The question which we ask ourselves is: “Will Peter find Donatus?” Donatus is a strong symbol of our identity, the church of Arezzo is Donatus. Needless to say, the Pope’s visit is a gift itself. Another distinctive feature of our area is the need to promote unity: we must unify seven areas into a single area. We are a very big diocese, the tenth biggest in Italy, because it extends from the walls of Siena to the gates of San Marino, hence the need to unite our diocese into one heart and soul. The bishop’s ministry must be strongly focused on unity though making the most of the peculiarities of each local reality. As St. Ambrose pointed out, a concert originates from each instrument being in harmony with the others. In my opinion, a church in agreement in its diversities is a very strong and rich church.
What message do the people expect from the Holy Father’s visit?
Fontana: The Pope is coming to teach us and we will listen to him. The Church-world relationship has a central role here in Arezzo. I think that the relationship between politics and Church commitment will be amongst the issues dealt with by the Pope.
Also, I think that the relation between culture and history will be a question of great relevance. But what culture? Certainly not a culture devoid of meaning.

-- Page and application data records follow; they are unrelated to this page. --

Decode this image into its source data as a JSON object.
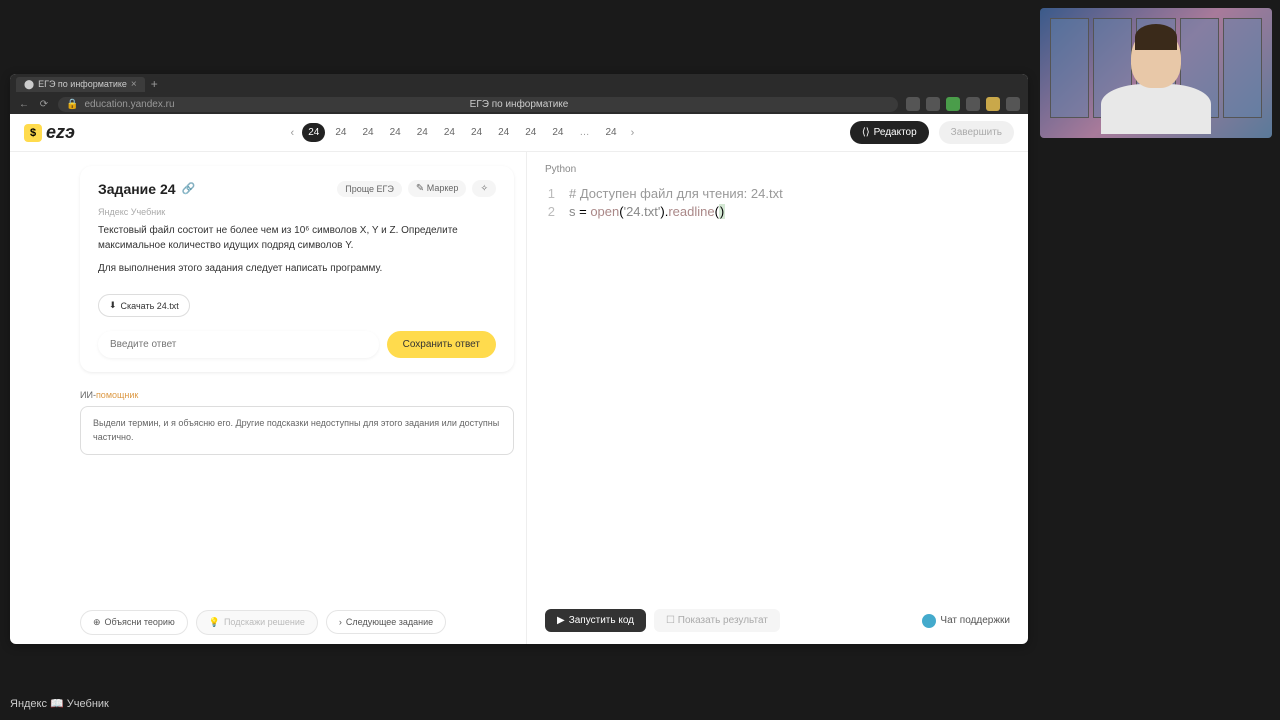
{
  "browser": {
    "tab_title": "ЕГЭ по информатике",
    "url": "education.yandex.ru",
    "page_title": "ЕГЭ по информатике"
  },
  "header": {
    "logo_badge": "$",
    "logo_text": "еzэ",
    "tasks": [
      "24",
      "24",
      "24",
      "24",
      "24",
      "24",
      "24",
      "24",
      "24",
      "24",
      "24"
    ],
    "editor_btn": "Редактор",
    "finish_btn": "Завершить"
  },
  "task": {
    "title": "Задание 24",
    "tag_source": "Проще ЕГЭ",
    "tag_marker": "Маркер",
    "source_label": "Яндекс Учебник",
    "text1": "Текстовый файл состоит не более чем из 10⁶ символов X, Y и Z. Определите максимальное количество идущих подряд символов Y.",
    "text2": "Для выполнения этого задания следует написать программу.",
    "download": "Скачать 24.txt",
    "answer_placeholder": "Введите ответ",
    "save_btn": "Сохранить ответ"
  },
  "ai": {
    "label_a": "ИИ-",
    "label_b": "помощник",
    "hint": "Выдели термин, и я объясню его. Другие подсказки недоступны для этого задания или доступны частично."
  },
  "code": {
    "language": "Python",
    "line1_comment": "# Доступен файл для чтения: 24.txt",
    "line2": "s = open('24.txt').readline()"
  },
  "bottom": {
    "theory": "Объясни теорию",
    "hint": "Подскажи решение",
    "next": "Следующее задание",
    "run": "Запустить код",
    "result": "Показать результат",
    "chat": "Чат поддержки"
  },
  "footer": {
    "brand": "Яндекс 📖 Учебник"
  }
}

We expect the Holy Father to promote a strong re-launch of consecrated life in his visit to La Verna. He will visit the sons and daughters of St. Francis and I hope that this meeting will give a great stimulus to religious vocations so that there will be considerable room for consecrated life alongside family vocation. It is from the monastery that we obtain grace after grace.
With its millenary history, Sansepolcro proposes a reflection on justice and peace. In the Early Middle Ages, Arcanus and Aegidius, two pilgrims on their way from Jerusalem, decided to found a small Jerusalem on the banks of the Tiber to stimulate a reflection on the relation between justice and peace. Our desire is to meet in agreement around Peter’s successor.
How is cooperation going with the local civil authorities?
Fontana: We are cooperating on a basis of respect for each other’s identities. It is a very close cooperation. We are all doing our best to receive the Pope.
The Holy Father’s visit will have to be an unostentatious event; we aim at the essential, considering that one quarter of our population is close to the poverty line. Yet our people are generous. A very welcome guest is coming and it is normal that he should be received properly.